Data records for software interfaces:
[Start of Attachment]

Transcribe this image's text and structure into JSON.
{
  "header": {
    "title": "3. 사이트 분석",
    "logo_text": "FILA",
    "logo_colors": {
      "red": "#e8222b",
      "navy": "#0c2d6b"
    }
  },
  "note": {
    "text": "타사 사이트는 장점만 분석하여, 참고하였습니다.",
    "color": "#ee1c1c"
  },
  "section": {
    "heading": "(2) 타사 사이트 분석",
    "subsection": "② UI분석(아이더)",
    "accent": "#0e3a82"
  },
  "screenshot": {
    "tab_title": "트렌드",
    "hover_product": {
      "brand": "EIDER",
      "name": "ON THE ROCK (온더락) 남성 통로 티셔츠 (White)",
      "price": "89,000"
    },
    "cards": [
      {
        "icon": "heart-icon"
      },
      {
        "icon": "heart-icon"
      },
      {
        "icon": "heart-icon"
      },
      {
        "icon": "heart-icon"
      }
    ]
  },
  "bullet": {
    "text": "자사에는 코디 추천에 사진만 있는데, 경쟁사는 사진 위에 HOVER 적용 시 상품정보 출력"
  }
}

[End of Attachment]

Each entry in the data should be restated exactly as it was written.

§ **Result below**:
Transcribe this image's text and structure into JSON.
{
  "header": {
    "title": "3. 사이트 분석",
    "logo_text": "FILA",
    "logo_colors": {
      "red": "#e8222b",
      "navy": "#0c2d6b"
    }
  },
  "note": {
    "text": "타사 사이트는 장점만 분석하여, 참고하였습니다.",
    "color": "#ee1c1c"
  },
  "section": {
    "heading": "(2) 타사 사이트 분석",
    "subsection": "② UI분석(아이더)",
    "accent": "#0e3a82"
  },
  "screenshot": {
    "tab_title": "트렌드",
    "hover_product": {
      "brand": "EIDER",
      "name": "ON THE ROCK (온더락) 남성 통로 티셔츠 (White)",
      "price": "89,000"
    },
    "cards": [
      {
        "icon": "heart-icon"
      },
      {
        "icon": "heart-icon"
      },
      {
        "icon": "heart-icon"
      },
      {
        "icon": "heart-icon"
      }
    ]
  },
  "bullet": {
    "text": "자사에는 코디 추천에 사진만 있는데, 경쟁사는 사진 위에 HOVER 적용 시 상품정보 출력"
  }
}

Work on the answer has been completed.